PhD, Penn State University


Tiffany Summerscales is a professor of physics at Andrews University. She joined the faculty in 2006.

Originally from New Hampshire, Summerscales attended Andrews University and graduated in 1999 with a BS in mathematics and physics. She then went to graduate school at Penn State University and received a PhD in physics in 2006. While there, she worked with LIGO (the Laser Interferometer Gravitational-wave Observatory) which seeks to measure gravitational waves—the faint ripples in spacetime produced by cataclysmic astronomical events and predicted by Einstein's theory of general relativity. Her thesis dealt with what information could be learned from a supernova if the gravitational waves it produces are detected by LIGO.

Summerscales is currently a member of the LIGO Scientific Collaboration (LSC). She works on projects involving LIGO detector characterization and the problem of extracting gravitational wave information from a network of detectors. She also enjoys teaching physics courses and interacting with students. When not on campus, she likes kayaking and spending time with her husband, Rodney Summerscales.

Current Research or Professional Activities

According to Einstein's theory of general relativity, mass curves spacetime. When the distribution of mass changes, the curvature must also change and that change spreads outwards through space like the ripples on a pond. These ripples, also called gravitational waves, are very faint. Only the most catastrophic events and massive objects in the universe are capable of producing gravitational waves of measurable strength.  

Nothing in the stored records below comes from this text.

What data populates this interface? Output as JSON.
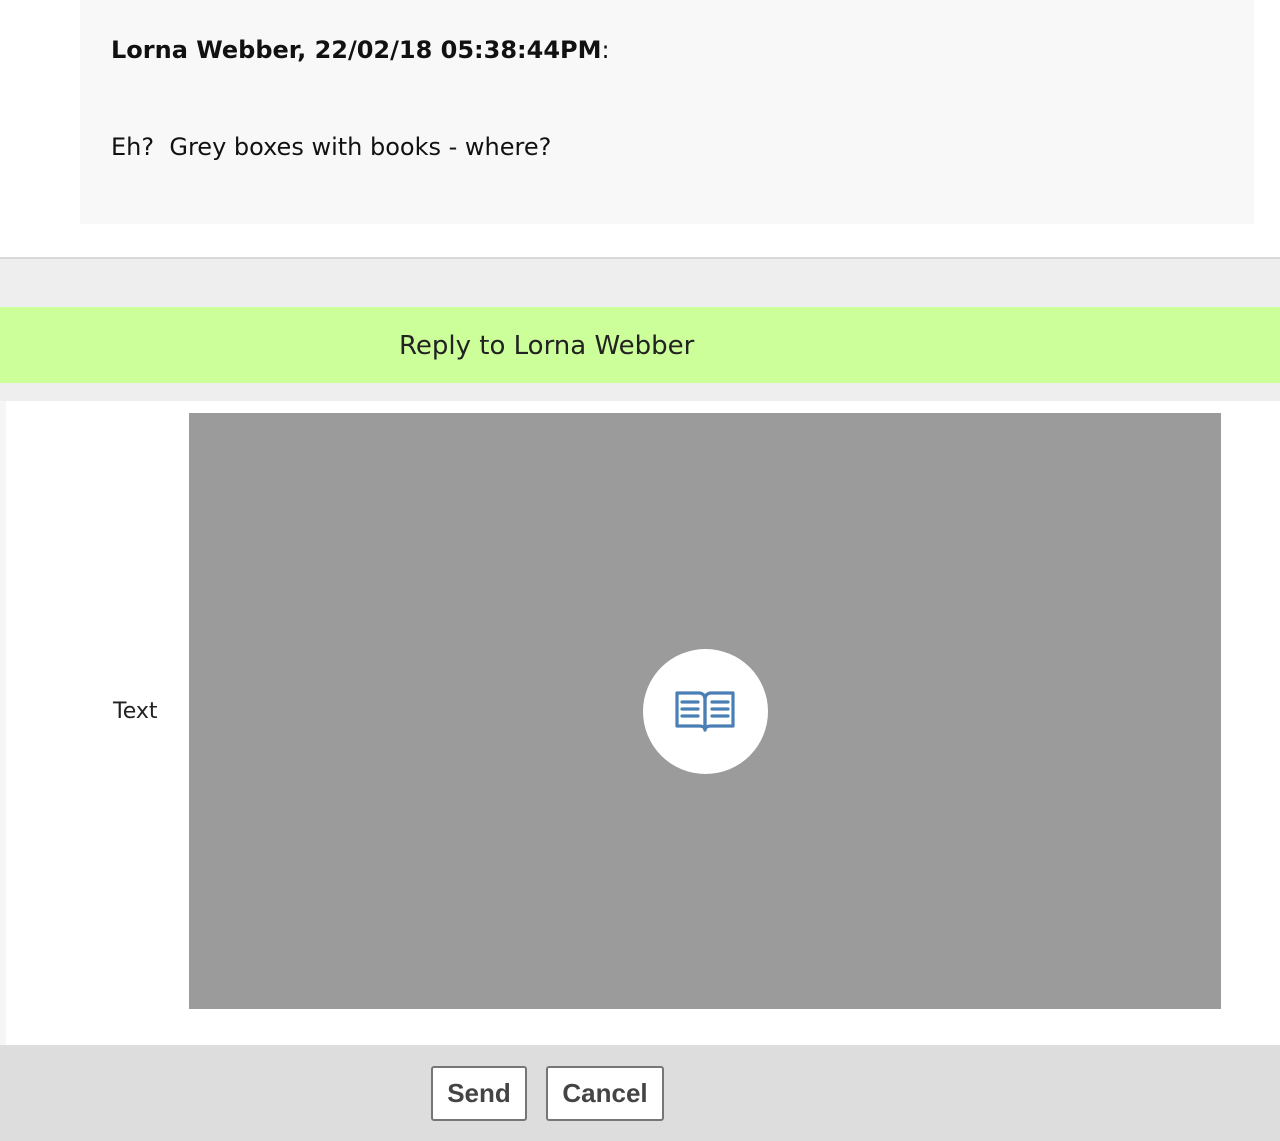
{
  "message": {
    "author_line": "Lorna Webber, 22/02/18 05:38:44PM",
    "author_suffix": ":",
    "body": "Eh?  Grey boxes with books - where?"
  },
  "reply": {
    "title": "Reply to Lorna Webber"
  },
  "form": {
    "text_label": "Text",
    "editor_icon": "open-book-icon",
    "editor_bg_color": "#9b9b9b",
    "icon_color": "#4a7fb5"
  },
  "actions": {
    "send_label": "Send",
    "cancel_label": "Cancel"
  },
  "colors": {
    "reply_header_bg": "#ccff99",
    "message_card_bg": "#f8f8f8",
    "actions_bar_bg": "#dddddd"
  }
}
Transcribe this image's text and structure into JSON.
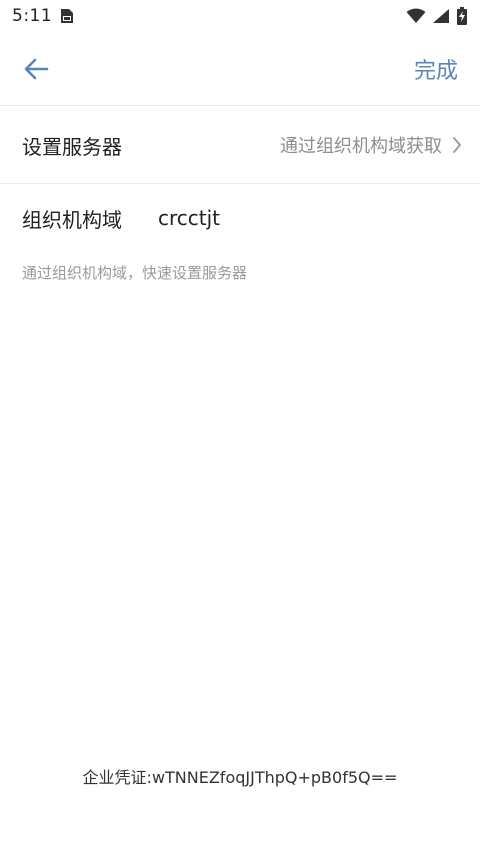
{
  "status_bar": {
    "time": "5:11",
    "icons": [
      "sim-card-icon",
      "wifi-icon",
      "cellular-signal-icon",
      "battery-charging-icon"
    ]
  },
  "app_bar": {
    "back_icon": "arrow-left-icon",
    "done_label": "完成",
    "accent_color": "#5b84b8"
  },
  "server_setting": {
    "label": "设置服务器",
    "value": "通过组织机构域获取",
    "chevron_icon": "chevron-right-icon"
  },
  "org_domain": {
    "label": "组织机构域",
    "value": "crcctjt"
  },
  "hint_text": "通过组织机构域，快速设置服务器",
  "credential_text": "企业凭证:wTNNEZfoqJJThpQ+pB0f5Q=="
}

LIGO (the Laser Interferometer Gravitational-Wave Observatory) detected gravitational waves for the first time in September of 2015. The gravitational waves were from a pair of black holes that spiraled into each other and merged into a larger black hole. As LIGO and other gravitational wave observatories make more observations, we will continue to make exciting discoveries about the universe we live in.